__Requirement__.
What is needed is every line of the data that includes the word "yyyy". Please copy each one.

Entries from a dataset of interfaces
┄┄┄┄┄┄┄┄┄┄
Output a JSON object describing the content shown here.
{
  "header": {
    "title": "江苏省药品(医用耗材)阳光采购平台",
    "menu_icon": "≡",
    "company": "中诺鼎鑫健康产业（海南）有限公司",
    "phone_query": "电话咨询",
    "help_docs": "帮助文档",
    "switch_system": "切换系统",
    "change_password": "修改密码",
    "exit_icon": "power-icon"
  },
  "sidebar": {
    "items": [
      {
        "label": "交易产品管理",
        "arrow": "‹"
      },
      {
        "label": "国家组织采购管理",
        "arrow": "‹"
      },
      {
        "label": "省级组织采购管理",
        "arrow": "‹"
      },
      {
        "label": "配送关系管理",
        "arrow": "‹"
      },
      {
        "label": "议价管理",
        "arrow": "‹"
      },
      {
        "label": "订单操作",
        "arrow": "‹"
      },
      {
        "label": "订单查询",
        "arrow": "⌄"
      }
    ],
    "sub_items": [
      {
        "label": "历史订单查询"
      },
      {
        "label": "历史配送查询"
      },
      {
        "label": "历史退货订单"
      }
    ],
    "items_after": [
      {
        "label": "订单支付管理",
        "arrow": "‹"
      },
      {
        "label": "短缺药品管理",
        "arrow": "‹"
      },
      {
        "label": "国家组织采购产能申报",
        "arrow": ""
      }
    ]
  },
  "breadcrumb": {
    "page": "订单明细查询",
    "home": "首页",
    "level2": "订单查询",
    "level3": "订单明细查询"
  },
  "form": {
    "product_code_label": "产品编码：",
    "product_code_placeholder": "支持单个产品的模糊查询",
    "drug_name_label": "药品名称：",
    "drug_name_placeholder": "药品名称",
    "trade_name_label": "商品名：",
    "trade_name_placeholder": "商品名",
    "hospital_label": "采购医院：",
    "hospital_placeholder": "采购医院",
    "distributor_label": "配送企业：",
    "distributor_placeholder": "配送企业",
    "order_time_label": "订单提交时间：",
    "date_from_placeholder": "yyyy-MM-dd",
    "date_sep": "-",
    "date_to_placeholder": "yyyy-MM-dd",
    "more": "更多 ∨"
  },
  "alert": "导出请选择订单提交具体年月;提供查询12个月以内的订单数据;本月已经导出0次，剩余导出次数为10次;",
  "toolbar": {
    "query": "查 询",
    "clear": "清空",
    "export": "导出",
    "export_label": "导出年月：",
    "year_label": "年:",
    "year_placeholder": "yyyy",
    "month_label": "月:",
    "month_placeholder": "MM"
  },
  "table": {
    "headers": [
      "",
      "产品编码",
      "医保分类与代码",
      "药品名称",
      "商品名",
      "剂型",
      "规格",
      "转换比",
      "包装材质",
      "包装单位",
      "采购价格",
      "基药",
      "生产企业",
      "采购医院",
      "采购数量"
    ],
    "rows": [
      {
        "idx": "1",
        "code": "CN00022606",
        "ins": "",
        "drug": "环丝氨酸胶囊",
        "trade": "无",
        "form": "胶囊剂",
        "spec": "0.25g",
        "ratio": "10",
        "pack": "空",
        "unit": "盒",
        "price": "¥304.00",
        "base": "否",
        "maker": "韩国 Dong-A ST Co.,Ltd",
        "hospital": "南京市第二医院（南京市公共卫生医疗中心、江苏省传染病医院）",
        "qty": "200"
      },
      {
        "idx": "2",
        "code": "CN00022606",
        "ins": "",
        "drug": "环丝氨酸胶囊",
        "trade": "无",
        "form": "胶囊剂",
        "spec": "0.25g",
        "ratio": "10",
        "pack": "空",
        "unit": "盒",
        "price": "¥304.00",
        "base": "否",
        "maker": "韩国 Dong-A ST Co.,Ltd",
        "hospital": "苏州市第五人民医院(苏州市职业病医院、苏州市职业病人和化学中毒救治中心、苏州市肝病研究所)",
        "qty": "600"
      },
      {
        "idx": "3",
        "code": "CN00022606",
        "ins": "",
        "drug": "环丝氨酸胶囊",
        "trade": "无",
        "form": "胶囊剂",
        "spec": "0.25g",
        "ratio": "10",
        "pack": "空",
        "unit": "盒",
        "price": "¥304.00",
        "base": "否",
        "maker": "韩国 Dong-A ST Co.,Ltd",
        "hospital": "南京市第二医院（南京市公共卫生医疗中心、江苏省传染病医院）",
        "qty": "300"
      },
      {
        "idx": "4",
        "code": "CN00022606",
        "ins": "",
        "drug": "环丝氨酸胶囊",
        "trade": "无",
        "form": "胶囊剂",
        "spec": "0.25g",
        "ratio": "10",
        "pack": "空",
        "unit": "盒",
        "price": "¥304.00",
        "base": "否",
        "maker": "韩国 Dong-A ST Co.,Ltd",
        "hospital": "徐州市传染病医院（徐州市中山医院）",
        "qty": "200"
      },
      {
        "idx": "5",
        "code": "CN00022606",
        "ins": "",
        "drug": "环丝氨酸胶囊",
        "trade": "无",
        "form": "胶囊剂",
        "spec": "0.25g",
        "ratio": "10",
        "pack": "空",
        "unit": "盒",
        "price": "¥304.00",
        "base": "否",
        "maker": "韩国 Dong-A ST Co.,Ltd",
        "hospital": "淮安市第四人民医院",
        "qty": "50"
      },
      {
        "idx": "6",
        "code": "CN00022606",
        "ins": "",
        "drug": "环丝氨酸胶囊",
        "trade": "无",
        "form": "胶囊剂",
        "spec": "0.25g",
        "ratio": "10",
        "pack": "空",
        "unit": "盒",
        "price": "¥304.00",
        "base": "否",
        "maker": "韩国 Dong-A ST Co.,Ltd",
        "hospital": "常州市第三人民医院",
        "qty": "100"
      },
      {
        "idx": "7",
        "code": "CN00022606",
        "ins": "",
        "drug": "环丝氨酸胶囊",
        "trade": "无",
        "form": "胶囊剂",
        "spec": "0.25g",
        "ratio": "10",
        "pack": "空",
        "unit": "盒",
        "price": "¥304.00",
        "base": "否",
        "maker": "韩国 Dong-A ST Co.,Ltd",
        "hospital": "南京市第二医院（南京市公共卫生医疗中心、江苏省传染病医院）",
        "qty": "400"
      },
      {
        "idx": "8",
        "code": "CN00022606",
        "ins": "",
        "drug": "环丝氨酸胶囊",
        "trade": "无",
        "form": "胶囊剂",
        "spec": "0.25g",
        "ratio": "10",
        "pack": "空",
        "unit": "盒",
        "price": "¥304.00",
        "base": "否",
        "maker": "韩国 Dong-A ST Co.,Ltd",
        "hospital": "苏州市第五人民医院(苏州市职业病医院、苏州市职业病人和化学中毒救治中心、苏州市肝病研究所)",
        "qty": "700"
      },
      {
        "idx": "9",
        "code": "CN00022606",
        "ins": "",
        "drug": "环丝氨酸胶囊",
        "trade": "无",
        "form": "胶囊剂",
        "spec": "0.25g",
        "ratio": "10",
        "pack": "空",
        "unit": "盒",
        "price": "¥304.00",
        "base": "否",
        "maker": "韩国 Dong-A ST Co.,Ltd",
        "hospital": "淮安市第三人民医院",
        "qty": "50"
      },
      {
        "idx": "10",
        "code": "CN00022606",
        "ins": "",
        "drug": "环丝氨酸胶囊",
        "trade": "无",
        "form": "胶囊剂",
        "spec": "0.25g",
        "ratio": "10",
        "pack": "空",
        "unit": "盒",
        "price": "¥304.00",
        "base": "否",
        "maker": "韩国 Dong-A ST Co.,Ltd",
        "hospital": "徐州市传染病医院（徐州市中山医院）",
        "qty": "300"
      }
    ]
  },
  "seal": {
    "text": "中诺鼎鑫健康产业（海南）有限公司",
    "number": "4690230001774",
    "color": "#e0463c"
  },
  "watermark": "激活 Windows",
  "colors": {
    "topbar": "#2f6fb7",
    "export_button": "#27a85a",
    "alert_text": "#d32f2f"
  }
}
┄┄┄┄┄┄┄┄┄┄
__Solution below__.
    "date_from_placeholder": "yyyy-MM-dd",
    "date_to_placeholder": "yyyy-MM-dd",
    "year_placeholder": "yyyy",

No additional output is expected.